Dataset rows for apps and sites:
= Beginning of Section =
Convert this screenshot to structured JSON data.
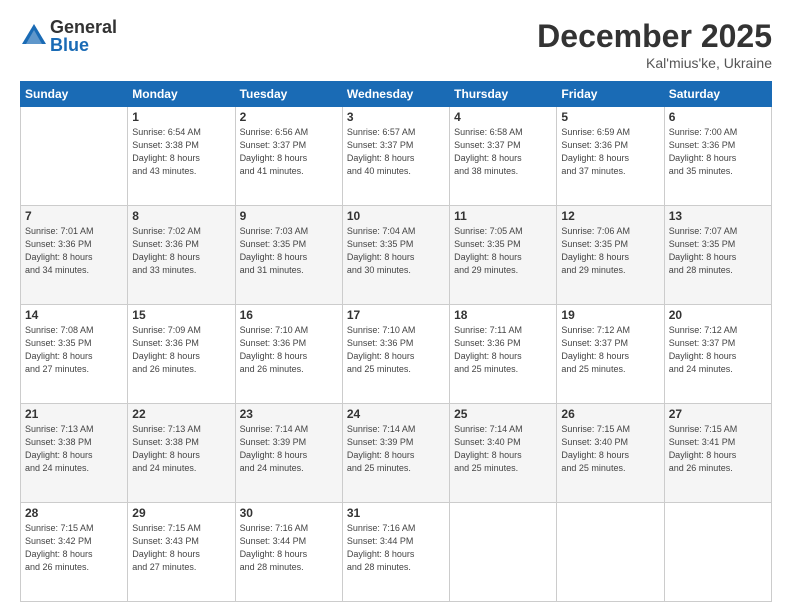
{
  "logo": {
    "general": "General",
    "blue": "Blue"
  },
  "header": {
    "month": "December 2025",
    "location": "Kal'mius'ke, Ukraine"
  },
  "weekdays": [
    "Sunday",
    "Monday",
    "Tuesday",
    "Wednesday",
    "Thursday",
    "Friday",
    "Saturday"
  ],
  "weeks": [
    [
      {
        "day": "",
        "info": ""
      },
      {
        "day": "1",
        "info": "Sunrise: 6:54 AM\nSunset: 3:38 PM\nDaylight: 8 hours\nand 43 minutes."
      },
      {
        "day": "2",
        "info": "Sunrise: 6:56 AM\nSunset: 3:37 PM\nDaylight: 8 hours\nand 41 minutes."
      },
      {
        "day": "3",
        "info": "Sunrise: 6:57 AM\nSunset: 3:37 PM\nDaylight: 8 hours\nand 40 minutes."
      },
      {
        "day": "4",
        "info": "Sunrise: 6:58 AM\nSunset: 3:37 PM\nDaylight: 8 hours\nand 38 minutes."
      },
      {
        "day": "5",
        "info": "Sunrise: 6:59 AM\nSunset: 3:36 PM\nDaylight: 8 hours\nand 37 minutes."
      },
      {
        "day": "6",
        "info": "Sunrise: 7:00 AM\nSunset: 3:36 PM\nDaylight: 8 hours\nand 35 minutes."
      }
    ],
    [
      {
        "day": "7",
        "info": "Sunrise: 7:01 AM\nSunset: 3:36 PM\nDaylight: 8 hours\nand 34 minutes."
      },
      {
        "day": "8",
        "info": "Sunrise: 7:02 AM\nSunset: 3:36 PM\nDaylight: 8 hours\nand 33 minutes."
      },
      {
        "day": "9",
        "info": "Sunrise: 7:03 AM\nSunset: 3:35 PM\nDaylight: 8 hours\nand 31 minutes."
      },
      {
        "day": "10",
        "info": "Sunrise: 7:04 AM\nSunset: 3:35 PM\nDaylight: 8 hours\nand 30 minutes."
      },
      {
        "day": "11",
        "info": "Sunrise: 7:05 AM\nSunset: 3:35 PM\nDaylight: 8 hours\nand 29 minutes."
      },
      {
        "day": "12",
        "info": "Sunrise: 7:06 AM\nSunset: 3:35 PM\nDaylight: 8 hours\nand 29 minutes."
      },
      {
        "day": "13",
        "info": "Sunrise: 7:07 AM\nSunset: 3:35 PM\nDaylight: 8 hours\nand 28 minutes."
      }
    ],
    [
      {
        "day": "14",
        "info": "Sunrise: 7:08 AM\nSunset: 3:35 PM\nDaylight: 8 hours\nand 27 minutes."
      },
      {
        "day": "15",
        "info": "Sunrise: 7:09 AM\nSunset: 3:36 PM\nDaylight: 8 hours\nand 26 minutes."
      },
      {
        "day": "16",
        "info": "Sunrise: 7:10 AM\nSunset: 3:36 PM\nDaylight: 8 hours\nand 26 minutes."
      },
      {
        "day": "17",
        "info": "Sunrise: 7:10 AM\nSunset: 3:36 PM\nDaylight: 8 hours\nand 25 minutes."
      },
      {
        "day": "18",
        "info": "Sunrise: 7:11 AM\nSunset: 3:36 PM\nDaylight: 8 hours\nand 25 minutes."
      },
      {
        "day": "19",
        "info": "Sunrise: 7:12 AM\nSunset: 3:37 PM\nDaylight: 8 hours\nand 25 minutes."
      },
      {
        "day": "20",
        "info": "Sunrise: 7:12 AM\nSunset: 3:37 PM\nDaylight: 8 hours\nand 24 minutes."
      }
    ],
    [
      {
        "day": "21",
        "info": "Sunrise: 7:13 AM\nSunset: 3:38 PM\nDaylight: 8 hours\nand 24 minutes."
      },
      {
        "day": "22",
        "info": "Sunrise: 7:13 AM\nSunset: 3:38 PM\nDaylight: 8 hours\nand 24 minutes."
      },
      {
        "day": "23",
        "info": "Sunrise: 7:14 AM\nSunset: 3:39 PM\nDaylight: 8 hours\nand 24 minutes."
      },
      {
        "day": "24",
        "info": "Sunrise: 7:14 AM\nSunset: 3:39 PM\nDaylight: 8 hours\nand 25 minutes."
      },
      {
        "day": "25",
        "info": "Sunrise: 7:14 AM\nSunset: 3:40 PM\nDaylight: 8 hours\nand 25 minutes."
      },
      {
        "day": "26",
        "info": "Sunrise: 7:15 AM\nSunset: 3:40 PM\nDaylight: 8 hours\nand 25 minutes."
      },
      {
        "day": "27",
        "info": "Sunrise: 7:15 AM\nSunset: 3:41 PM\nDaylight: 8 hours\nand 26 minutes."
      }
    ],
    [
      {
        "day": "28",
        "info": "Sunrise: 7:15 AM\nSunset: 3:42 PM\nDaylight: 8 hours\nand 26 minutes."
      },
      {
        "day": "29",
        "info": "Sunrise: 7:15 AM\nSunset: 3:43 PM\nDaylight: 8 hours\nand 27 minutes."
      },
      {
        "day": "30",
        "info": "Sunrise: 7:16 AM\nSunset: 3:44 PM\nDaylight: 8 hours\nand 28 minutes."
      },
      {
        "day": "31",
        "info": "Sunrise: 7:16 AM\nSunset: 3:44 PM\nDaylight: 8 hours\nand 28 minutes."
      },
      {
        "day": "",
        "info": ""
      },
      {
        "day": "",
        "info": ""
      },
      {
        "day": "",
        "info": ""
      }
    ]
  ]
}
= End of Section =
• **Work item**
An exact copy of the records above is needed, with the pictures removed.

• **Response to this task**
Convert this screenshot to structured JSON data.
{
  "logo": {
    "general": "General",
    "blue": "Blue"
  },
  "header": {
    "month": "December 2025",
    "location": "Kal'mius'ke, Ukraine"
  },
  "weekdays": [
    "Sunday",
    "Monday",
    "Tuesday",
    "Wednesday",
    "Thursday",
    "Friday",
    "Saturday"
  ],
  "weeks": [
    [
      {
        "day": "",
        "info": ""
      },
      {
        "day": "1",
        "info": "Sunrise: 6:54 AM\nSunset: 3:38 PM\nDaylight: 8 hours\nand 43 minutes."
      },
      {
        "day": "2",
        "info": "Sunrise: 6:56 AM\nSunset: 3:37 PM\nDaylight: 8 hours\nand 41 minutes."
      },
      {
        "day": "3",
        "info": "Sunrise: 6:57 AM\nSunset: 3:37 PM\nDaylight: 8 hours\nand 40 minutes."
      },
      {
        "day": "4",
        "info": "Sunrise: 6:58 AM\nSunset: 3:37 PM\nDaylight: 8 hours\nand 38 minutes."
      },
      {
        "day": "5",
        "info": "Sunrise: 6:59 AM\nSunset: 3:36 PM\nDaylight: 8 hours\nand 37 minutes."
      },
      {
        "day": "6",
        "info": "Sunrise: 7:00 AM\nSunset: 3:36 PM\nDaylight: 8 hours\nand 35 minutes."
      }
    ],
    [
      {
        "day": "7",
        "info": "Sunrise: 7:01 AM\nSunset: 3:36 PM\nDaylight: 8 hours\nand 34 minutes."
      },
      {
        "day": "8",
        "info": "Sunrise: 7:02 AM\nSunset: 3:36 PM\nDaylight: 8 hours\nand 33 minutes."
      },
      {
        "day": "9",
        "info": "Sunrise: 7:03 AM\nSunset: 3:35 PM\nDaylight: 8 hours\nand 31 minutes."
      },
      {
        "day": "10",
        "info": "Sunrise: 7:04 AM\nSunset: 3:35 PM\nDaylight: 8 hours\nand 30 minutes."
      },
      {
        "day": "11",
        "info": "Sunrise: 7:05 AM\nSunset: 3:35 PM\nDaylight: 8 hours\nand 29 minutes."
      },
      {
        "day": "12",
        "info": "Sunrise: 7:06 AM\nSunset: 3:35 PM\nDaylight: 8 hours\nand 29 minutes."
      },
      {
        "day": "13",
        "info": "Sunrise: 7:07 AM\nSunset: 3:35 PM\nDaylight: 8 hours\nand 28 minutes."
      }
    ],
    [
      {
        "day": "14",
        "info": "Sunrise: 7:08 AM\nSunset: 3:35 PM\nDaylight: 8 hours\nand 27 minutes."
      },
      {
        "day": "15",
        "info": "Sunrise: 7:09 AM\nSunset: 3:36 PM\nDaylight: 8 hours\nand 26 minutes."
      },
      {
        "day": "16",
        "info": "Sunrise: 7:10 AM\nSunset: 3:36 PM\nDaylight: 8 hours\nand 26 minutes."
      },
      {
        "day": "17",
        "info": "Sunrise: 7:10 AM\nSunset: 3:36 PM\nDaylight: 8 hours\nand 25 minutes."
      },
      {
        "day": "18",
        "info": "Sunrise: 7:11 AM\nSunset: 3:36 PM\nDaylight: 8 hours\nand 25 minutes."
      },
      {
        "day": "19",
        "info": "Sunrise: 7:12 AM\nSunset: 3:37 PM\nDaylight: 8 hours\nand 25 minutes."
      },
      {
        "day": "20",
        "info": "Sunrise: 7:12 AM\nSunset: 3:37 PM\nDaylight: 8 hours\nand 24 minutes."
      }
    ],
    [
      {
        "day": "21",
        "info": "Sunrise: 7:13 AM\nSunset: 3:38 PM\nDaylight: 8 hours\nand 24 minutes."
      },
      {
        "day": "22",
        "info": "Sunrise: 7:13 AM\nSunset: 3:38 PM\nDaylight: 8 hours\nand 24 minutes."
      },
      {
        "day": "23",
        "info": "Sunrise: 7:14 AM\nSunset: 3:39 PM\nDaylight: 8 hours\nand 24 minutes."
      },
      {
        "day": "24",
        "info": "Sunrise: 7:14 AM\nSunset: 3:39 PM\nDaylight: 8 hours\nand 25 minutes."
      },
      {
        "day": "25",
        "info": "Sunrise: 7:14 AM\nSunset: 3:40 PM\nDaylight: 8 hours\nand 25 minutes."
      },
      {
        "day": "26",
        "info": "Sunrise: 7:15 AM\nSunset: 3:40 PM\nDaylight: 8 hours\nand 25 minutes."
      },
      {
        "day": "27",
        "info": "Sunrise: 7:15 AM\nSunset: 3:41 PM\nDaylight: 8 hours\nand 26 minutes."
      }
    ],
    [
      {
        "day": "28",
        "info": "Sunrise: 7:15 AM\nSunset: 3:42 PM\nDaylight: 8 hours\nand 26 minutes."
      },
      {
        "day": "29",
        "info": "Sunrise: 7:15 AM\nSunset: 3:43 PM\nDaylight: 8 hours\nand 27 minutes."
      },
      {
        "day": "30",
        "info": "Sunrise: 7:16 AM\nSunset: 3:44 PM\nDaylight: 8 hours\nand 28 minutes."
      },
      {
        "day": "31",
        "info": "Sunrise: 7:16 AM\nSunset: 3:44 PM\nDaylight: 8 hours\nand 28 minutes."
      },
      {
        "day": "",
        "info": ""
      },
      {
        "day": "",
        "info": ""
      },
      {
        "day": "",
        "info": ""
      }
    ]
  ]
}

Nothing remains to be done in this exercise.